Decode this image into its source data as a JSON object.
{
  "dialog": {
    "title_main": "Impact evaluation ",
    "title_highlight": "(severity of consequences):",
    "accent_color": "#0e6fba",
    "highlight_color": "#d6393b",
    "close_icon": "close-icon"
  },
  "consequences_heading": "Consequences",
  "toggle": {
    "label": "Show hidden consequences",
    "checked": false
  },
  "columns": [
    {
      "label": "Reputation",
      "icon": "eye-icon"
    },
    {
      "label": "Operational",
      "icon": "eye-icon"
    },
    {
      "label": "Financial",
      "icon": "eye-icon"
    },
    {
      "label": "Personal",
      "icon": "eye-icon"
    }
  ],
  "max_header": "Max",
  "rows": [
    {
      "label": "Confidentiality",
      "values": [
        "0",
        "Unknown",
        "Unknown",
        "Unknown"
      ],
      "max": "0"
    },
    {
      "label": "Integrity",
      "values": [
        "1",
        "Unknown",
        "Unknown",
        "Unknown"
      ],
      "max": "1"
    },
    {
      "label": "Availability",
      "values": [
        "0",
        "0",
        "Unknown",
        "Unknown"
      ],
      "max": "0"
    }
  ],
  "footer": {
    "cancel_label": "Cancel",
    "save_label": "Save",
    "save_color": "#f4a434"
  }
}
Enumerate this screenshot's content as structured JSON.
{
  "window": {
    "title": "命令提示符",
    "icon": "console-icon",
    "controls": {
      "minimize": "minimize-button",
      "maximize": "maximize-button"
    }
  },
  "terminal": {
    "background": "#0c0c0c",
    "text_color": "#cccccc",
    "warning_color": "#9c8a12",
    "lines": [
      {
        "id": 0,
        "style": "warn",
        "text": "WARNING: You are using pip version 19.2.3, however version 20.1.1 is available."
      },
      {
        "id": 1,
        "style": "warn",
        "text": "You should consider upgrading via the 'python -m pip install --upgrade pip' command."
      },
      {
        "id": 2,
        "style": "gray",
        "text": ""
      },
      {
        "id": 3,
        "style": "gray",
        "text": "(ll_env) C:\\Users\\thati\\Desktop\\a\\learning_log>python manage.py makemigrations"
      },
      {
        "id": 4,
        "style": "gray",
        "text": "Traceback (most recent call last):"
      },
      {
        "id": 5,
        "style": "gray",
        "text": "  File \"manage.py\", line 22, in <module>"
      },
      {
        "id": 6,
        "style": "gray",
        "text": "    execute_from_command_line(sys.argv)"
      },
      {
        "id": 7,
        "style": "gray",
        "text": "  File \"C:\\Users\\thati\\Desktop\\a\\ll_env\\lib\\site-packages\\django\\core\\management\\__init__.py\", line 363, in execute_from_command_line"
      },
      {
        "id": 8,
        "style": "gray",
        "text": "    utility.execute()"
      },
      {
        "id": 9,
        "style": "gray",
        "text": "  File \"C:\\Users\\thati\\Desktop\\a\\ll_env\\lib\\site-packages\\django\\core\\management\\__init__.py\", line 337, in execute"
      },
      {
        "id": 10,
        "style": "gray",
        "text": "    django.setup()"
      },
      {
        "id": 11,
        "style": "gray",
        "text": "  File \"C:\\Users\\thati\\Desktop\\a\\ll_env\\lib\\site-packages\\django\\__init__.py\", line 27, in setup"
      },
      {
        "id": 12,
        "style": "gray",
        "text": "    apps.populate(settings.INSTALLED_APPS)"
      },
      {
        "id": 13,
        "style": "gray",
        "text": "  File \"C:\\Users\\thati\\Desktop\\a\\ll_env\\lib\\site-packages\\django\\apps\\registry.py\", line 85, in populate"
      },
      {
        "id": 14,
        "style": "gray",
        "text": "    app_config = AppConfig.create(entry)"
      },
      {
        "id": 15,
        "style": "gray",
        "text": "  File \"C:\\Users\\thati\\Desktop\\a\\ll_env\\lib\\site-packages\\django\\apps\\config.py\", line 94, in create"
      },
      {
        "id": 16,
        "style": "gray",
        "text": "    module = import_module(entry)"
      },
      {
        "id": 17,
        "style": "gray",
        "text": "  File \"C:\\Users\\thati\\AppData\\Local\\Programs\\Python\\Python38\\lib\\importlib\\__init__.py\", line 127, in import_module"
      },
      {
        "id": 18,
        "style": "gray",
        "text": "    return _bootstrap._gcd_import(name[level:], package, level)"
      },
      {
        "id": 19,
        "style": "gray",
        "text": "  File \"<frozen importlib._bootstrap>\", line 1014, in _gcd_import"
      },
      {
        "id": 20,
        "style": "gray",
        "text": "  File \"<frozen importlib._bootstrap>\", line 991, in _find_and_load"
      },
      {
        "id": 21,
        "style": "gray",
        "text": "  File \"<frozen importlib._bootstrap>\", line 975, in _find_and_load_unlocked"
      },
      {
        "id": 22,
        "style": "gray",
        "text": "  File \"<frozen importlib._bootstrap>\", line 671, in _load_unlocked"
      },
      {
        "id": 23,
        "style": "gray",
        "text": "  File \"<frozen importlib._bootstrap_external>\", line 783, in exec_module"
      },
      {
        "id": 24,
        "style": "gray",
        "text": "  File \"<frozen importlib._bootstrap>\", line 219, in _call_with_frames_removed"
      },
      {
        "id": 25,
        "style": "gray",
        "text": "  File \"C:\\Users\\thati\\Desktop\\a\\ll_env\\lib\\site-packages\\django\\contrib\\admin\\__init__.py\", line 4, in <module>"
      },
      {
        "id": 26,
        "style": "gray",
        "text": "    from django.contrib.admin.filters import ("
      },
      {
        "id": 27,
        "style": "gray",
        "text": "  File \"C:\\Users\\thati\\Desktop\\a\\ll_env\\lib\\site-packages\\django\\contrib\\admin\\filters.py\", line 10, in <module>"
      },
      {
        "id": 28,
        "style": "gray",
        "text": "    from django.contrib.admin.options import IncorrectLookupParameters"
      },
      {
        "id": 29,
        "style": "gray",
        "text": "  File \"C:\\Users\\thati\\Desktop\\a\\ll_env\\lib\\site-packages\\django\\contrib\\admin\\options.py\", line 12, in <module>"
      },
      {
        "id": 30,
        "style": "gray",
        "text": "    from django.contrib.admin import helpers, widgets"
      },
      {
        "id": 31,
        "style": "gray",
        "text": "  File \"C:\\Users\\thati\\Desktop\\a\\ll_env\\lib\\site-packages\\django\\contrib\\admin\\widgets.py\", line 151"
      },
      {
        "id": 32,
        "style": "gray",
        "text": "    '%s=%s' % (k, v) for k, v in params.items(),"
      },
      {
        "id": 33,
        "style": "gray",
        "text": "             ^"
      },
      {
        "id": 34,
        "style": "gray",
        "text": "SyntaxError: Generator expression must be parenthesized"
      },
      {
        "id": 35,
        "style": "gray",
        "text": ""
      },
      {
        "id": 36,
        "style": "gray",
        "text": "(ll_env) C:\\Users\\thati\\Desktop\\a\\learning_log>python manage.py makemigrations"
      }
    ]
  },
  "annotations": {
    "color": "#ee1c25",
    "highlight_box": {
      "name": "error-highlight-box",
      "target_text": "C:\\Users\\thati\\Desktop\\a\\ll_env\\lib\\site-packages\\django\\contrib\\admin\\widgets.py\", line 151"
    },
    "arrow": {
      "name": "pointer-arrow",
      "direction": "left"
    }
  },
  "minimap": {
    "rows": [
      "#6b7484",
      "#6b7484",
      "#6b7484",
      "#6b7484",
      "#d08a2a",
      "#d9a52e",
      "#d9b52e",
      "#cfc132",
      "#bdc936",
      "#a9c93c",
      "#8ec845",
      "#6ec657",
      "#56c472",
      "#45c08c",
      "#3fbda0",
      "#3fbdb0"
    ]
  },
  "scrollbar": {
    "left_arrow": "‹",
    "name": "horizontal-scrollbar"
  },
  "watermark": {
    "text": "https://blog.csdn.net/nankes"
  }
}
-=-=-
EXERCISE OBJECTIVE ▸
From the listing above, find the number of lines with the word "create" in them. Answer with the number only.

WRITTEN ANSWER ▸
2